Oh yeah. I found myself wishing that Jeff had been offering little illustrations with every typo correction all along.
Second Story Books had carts of discount books outside, and I was drawn to them like a magnet. As it turned out, I wasn’t the only one, and after finding a couple good reads on the 50 cent cart, the reporter offered to buy us a book or two. I’d spotted a copy of Chronicle of a Death Foretold, and since I’d been meaning to read another book by Gabriel Garcia Marquez, I accepted the offer. We went inside, and while she paid, the reporter mentioned our mission. The employees first sought clarification on where we were searching for them–not within the books, scanning endless texts, right?
Right. In signs and such.
They seemed to think it was odd, but not completely without merit, which we took as an invitation. I ducked into the history section and found one our travel writer would appreciate.
And we’d just been talking about double-letter confusion. Ta-da! Unfortunately, we couldn’t see a simple fix of this one, and an employee indicated that it wouldn’t be too difficult to simply replace. When, upon departing, the reporter asked him if he was really going to get it fixed, the employee seemed almost hurt as he replied, “Of course!” Bookstore people, I explained, were usually pretty good about getting typos fixed (and yes, I recognize I’m deeply biased). The sky opened briefly, pouring just long and hard enough to help Jeff and I show off our drowned rat impersonation. We parted ways with the reporter and headed back home.
Thursday morning we did an interview with ABC News Now, and then a few more call-in things as we roamed about town and tried to catch up on other work. Like, you know, the blog that had gone six days without a post somehow. Then we had our book signing at Borders on 18th & L. It was packed. The seating area was filled, with an arc of those standing to define the event space. This, by the way, is the store that hired me almost 8 years ago to the day, and being there to do a book signing made it all the more spectacular.
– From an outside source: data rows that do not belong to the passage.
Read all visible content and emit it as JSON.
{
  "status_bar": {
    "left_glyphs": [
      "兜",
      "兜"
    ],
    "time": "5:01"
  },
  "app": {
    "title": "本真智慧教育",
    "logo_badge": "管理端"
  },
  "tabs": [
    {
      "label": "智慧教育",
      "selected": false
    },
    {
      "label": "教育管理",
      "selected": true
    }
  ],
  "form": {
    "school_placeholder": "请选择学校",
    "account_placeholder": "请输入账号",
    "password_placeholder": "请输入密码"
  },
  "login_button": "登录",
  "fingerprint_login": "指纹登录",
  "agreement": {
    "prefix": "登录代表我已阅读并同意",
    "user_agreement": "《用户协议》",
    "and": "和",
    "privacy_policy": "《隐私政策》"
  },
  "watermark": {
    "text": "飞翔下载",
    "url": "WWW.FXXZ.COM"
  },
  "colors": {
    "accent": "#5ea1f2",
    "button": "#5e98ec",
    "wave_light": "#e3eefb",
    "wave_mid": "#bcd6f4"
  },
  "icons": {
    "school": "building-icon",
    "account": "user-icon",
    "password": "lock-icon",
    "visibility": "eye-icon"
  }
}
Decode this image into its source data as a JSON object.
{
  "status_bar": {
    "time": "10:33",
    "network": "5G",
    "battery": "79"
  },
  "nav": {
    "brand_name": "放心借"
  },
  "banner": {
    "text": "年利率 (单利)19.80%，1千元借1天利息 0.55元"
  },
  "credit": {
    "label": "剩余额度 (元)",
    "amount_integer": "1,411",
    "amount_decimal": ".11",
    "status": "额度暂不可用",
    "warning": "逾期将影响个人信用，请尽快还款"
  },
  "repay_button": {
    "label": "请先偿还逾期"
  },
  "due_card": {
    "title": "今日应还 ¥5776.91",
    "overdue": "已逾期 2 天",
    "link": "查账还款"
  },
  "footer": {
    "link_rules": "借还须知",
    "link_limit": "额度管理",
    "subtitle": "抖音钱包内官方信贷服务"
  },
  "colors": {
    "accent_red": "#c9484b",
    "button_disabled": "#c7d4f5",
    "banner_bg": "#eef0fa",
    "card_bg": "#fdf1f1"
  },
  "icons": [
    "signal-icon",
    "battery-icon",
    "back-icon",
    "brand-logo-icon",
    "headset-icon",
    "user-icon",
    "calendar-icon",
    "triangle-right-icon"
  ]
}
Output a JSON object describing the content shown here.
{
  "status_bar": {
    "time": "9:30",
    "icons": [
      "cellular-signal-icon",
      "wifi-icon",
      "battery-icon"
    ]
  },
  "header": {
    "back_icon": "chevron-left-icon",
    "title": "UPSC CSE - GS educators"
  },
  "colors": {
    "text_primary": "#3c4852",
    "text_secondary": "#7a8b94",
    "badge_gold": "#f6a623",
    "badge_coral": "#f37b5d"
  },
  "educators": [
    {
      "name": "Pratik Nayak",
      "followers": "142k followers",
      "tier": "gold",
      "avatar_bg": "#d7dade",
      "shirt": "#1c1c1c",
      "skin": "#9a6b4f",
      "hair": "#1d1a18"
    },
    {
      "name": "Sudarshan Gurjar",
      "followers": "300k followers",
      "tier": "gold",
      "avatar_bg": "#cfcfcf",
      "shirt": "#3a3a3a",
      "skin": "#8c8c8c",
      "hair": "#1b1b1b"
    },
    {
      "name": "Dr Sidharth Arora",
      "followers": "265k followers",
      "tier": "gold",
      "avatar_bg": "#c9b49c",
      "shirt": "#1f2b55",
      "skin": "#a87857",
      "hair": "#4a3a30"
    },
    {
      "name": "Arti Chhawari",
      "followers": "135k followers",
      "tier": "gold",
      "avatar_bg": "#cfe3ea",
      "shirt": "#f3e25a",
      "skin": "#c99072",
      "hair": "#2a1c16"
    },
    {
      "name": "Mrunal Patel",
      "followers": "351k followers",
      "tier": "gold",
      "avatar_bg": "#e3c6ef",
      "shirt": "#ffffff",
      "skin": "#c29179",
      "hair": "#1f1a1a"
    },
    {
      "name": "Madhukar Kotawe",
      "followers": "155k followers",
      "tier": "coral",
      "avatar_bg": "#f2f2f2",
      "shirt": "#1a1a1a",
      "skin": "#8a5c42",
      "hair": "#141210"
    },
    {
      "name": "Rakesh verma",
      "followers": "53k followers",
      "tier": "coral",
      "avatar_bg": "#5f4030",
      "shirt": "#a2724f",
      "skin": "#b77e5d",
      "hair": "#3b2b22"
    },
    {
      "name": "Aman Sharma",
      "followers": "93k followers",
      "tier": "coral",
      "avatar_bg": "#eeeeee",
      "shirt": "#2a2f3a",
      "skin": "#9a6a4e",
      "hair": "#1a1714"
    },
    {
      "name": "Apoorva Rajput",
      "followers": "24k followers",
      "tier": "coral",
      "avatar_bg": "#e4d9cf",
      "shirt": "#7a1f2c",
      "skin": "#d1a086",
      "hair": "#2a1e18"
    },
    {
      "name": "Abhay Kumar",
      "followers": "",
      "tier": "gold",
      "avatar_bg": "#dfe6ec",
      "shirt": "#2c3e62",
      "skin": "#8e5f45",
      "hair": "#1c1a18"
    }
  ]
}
Jeff and I put on the show we’ve continued to perfect. As usual we called up volunteers, did a little reading from the book, helped those in the audience become more aware of where they fall on the spectrum of linguistic philosophy, and then we had ourselves a raffle for a copy of the new, baby blue, 16th edition of the Chicago Manual of Style. (We don’t do that last one at every reading, but there are always some prizes, so if we’re coming to a bookstore near you, I just want you to be aware that prizes are involved.) Then we signed until my Sharpie went dry (okay, I’ve used the same one for a few years now) and headed across the street for celebratory drinks. Yet another wonderful event, probably the best one yet, actually. I want to send a special thanks out to everyone who came, and an extra special thanks to those of you who told me it was the best book signing you’d ever been to. That’s what inflated my head so big that I couldn’t get through the door, and since I was trapped inside, I figured I might as well sit down and finally write a blog entry.